An alternative to SPAV


This is my idea how approval ballots could be converted into proportionally allocated seats.

The procedure:

  • Define influence of candicate x as the expected value of number of winning candidates for which a randomly chosen voter that approves the winning candidate also approves x.
  • Elect a candidate with the highest number of approvals per unit of influence, where influence is calculated as if that candidate was already elected.
  • Repeat until all the seats are filled.

The formula for the quotient between approval ratio and influence can be written as
P(Ax)/(1+∑winning y≠xP(Ax|Ay))
where P stands for probability and Ax is the event that a randomly chosen voter approves x. In each turn, the candidate with the highest quotient is elected.

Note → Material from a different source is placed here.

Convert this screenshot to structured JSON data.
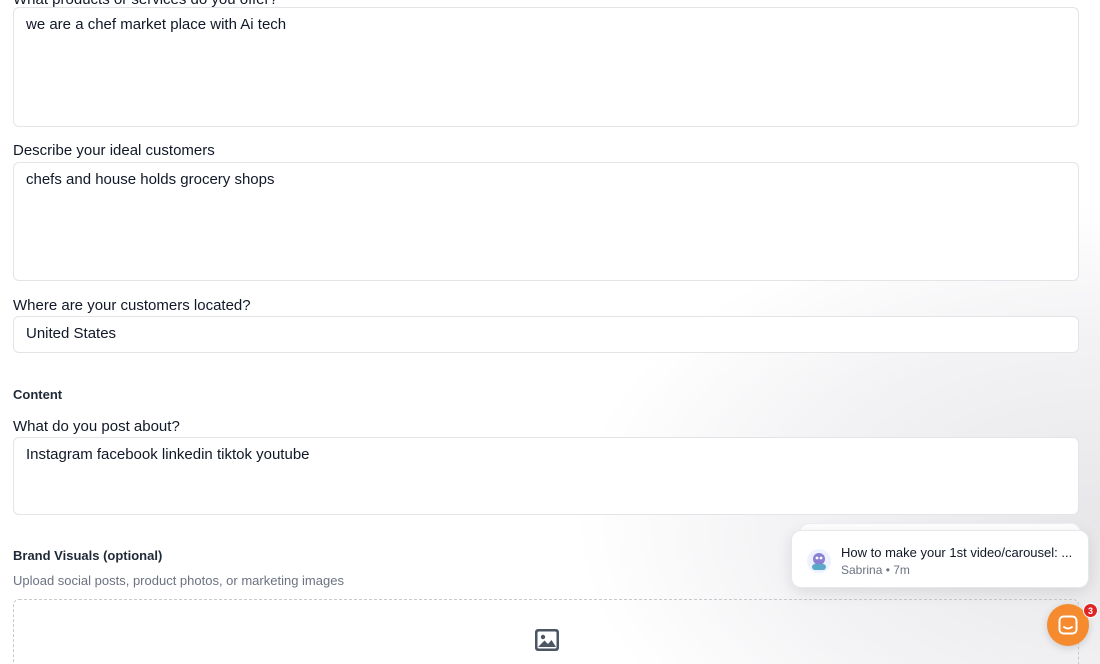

This method is equivalent to SPAV when voters vote along party lines, but doesn’t disadvantage overlapping voter groups.
It’s also possible to use it with score ballots. In the score-based variant, voters would be able to state a probability with which they approve each candidate.



Does it have a non-sequential version?

Does it pass the ULC criterion (a criterion that both SPAV and it’s non-sequential version PAV fail)?


No, but it can be seen as the sequential version of min (∑winning x1/P(Ax)+∑winning {x,y}P(Ax∩Ay)/(P(Ax)P(Ay))), which is similar to Ebert’s function (his function is equivalent to min (∑winning x1/P(Ax)+2 ∑winning {x,y}P(Ax∩Ay)/(P(Ax)P(Ay)))).

Assuming that u is elected and P(Ax|Au)/P(Ax) does not depend on x (it equals 1 if u is universally liked):
P(Ax)/(1+∑winning y≠xP(Ax|Ay)) = 1/((1+∑winning y≠xP(Ax|Ay))/P(Ax))
P(Ax)/(1+∑winning y≠xP(Ax|Ay)) = P(Ax)/(1+∑winning y≠x,uP(Ax|Ay)+P(Ax|Au)) = 1/((1+∑winning y≠x,uP(Ax|Ay))/P(Ax)+P(Ax|Au)/P(Ax))
When comparing values of the quotient for different candidates, we can just compare values of the denominator of the expression on the right. Because P(Ax|Au)/P(Ax) is a constant, it doesn’t affect the inequations. Therefore, the subsequently elected candidates would be the same as if u was not present.
So it does seem to pass ULC.